Q. 1. I am told that there are two kinds of priests. What does that mean? Ain't all priests the same?
A. 1. When a reference is made to two kinds of priests, it is a reference to Diocesan priests and non-Diocesan priests. They differ in the authority that they are called to obey and in the vows that they make. Allow me to explain.
The Diocesan priest is under the supervision of the Diocesan Bishop. To the Bishop, he makes the vows of obedience and chastity. He does not make the vow of poverty, this meaning that he can own property or be involved in operating a business, over and above the ministry capacity in which he is called to serve. Usually these priests will only minister in their Diocese during their lifetime.
The non-Diocesan priests belong to a Religious Order such as the Franciscans, the Jesuits, the Dominicans, the Oblats, the Redemptorists, etc... They make the vows of obedience, chastity and poverty. They do not own anything. What they use, it belongs to the religious community. If they receive earnings for work performed, the cheque goes to the Religious Order that provides all of their daily needs. They answer to their superior who answers to the "Provincial" (the District authority).
These priests are appointed to a Church/Parish by their Provincial. The Provincial works closely with the Diocesan Bishops within his district. Any of these Bishops may ask him to manage a Church/parish or open up a mission within their territory. He may accept or deny the requests. If he accepts them, he then sends forth his priests by appointment for a number of years. After the completion of a set number of years, these priests are transferred elsewhere.
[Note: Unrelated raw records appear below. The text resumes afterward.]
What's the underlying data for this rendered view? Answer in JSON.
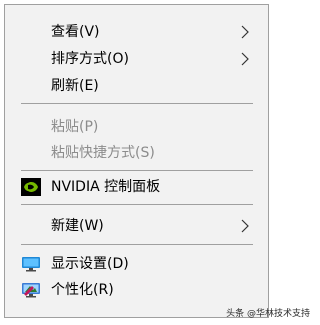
{
  "menu": {
    "items": [
      {
        "label": "查看(V)",
        "submenu": true,
        "disabled": false,
        "icon": ""
      },
      {
        "label": "排序方式(O)",
        "submenu": true,
        "disabled": false,
        "icon": ""
      },
      {
        "label": "刷新(E)",
        "submenu": false,
        "disabled": false,
        "icon": ""
      },
      {
        "label": "粘贴(P)",
        "submenu": false,
        "disabled": true,
        "icon": ""
      },
      {
        "label": "粘贴快捷方式(S)",
        "submenu": false,
        "disabled": true,
        "icon": ""
      },
      {
        "label": "NVIDIA 控制面板",
        "submenu": false,
        "disabled": false,
        "icon": "nvidia-icon"
      },
      {
        "label": "新建(W)",
        "submenu": true,
        "disabled": false,
        "icon": ""
      },
      {
        "label": "显示设置(D)",
        "submenu": false,
        "disabled": false,
        "icon": "display-settings-icon"
      },
      {
        "label": "个性化(R)",
        "submenu": false,
        "disabled": false,
        "icon": "personalize-icon"
      }
    ]
  },
  "watermark": "头条 @华林技术支持",
  "colors": {
    "menu_background": "#f2f2f2",
    "menu_border": "#a0a0a0",
    "disabled_text": "#8c8c8c",
    "nvidia_green": "#76b900"
  }
}
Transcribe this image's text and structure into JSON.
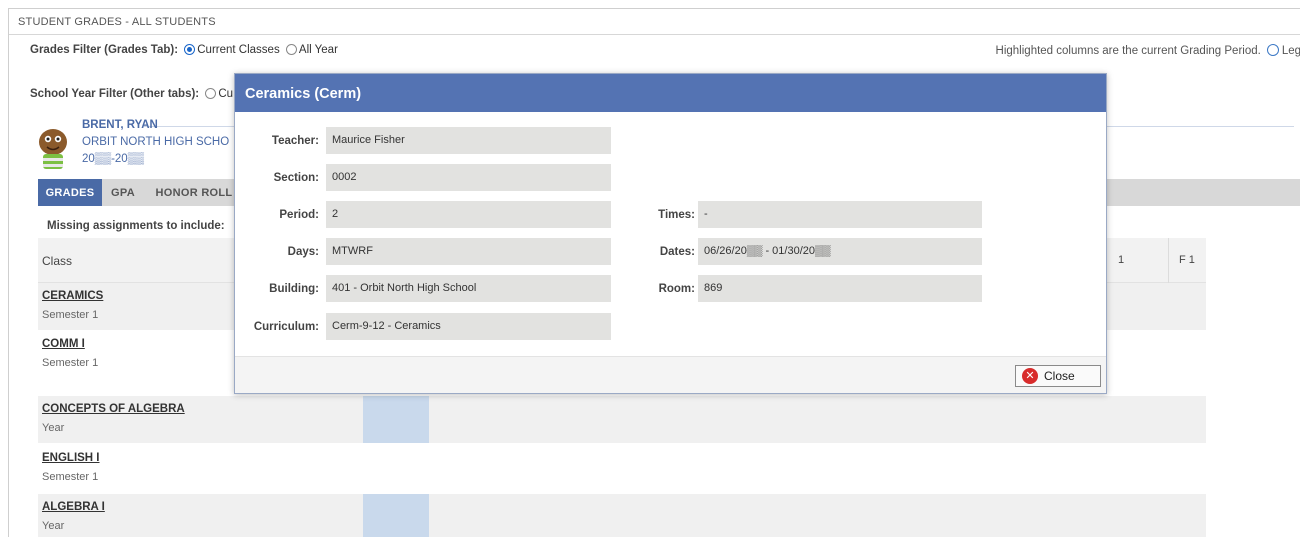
{
  "page": {
    "title": "STUDENT GRADES - ALL STUDENTS"
  },
  "filters": {
    "grades_label": "Grades Filter (Grades Tab):",
    "grades_options": [
      "Current Classes",
      "All Year"
    ],
    "grades_selected": "Current Classes",
    "school_year_label": "School Year Filter (Other tabs):",
    "school_year_partial_option": "Cu",
    "highlight_note": "Highlighted columns are the current Grading Period.",
    "legend_label": "Leg"
  },
  "student": {
    "name": "BRENT, RYAN",
    "school": "ORBIT NORTH HIGH SCHO",
    "year": "20▒▒-20▒▒"
  },
  "tabs": [
    {
      "label": "GRADES",
      "active": true
    },
    {
      "label": "GPA",
      "active": false
    },
    {
      "label": "HONOR ROLL",
      "active": false
    }
  ],
  "missing_label": "Missing assignments to include:",
  "grid": {
    "class_header": "Class",
    "column_headers": [
      "1",
      "F 1"
    ],
    "rows": [
      {
        "name": "CERAMICS",
        "term": "Semester 1"
      },
      {
        "name": "COMM I",
        "term": "Semester 1"
      },
      {
        "name": "CONCEPTS OF ALGEBRA",
        "term": "Year"
      },
      {
        "name": "ENGLISH I",
        "term": "Semester 1"
      },
      {
        "name": "ALGEBRA I",
        "term": "Year"
      }
    ]
  },
  "modal": {
    "title": "Ceramics (Cerm)",
    "teacher_label": "Teacher:",
    "teacher": "Maurice Fisher",
    "section_label": "Section:",
    "section": "0002",
    "period_label": "Period:",
    "period": "2",
    "times_label": "Times:",
    "times": "-",
    "days_label": "Days:",
    "days": "MTWRF",
    "dates_label": "Dates:",
    "dates": "06/26/20▒▒ - 01/30/20▒▒",
    "building_label": "Building:",
    "building": "401 - Orbit North High School",
    "room_label": "Room:",
    "room": "869",
    "curriculum_label": "Curriculum:",
    "curriculum": "Cerm-9-12 - Ceramics",
    "close_label": "Close"
  },
  "colors": {
    "header_blue": "#5473b3",
    "tab_active": "#4a6aa6",
    "highlight_column": "#c9d9ec",
    "close_red": "#d82c2c"
  }
}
These priests may minister in numerous Parishes, Dioceses, Provinces/States and countries during their lifetime.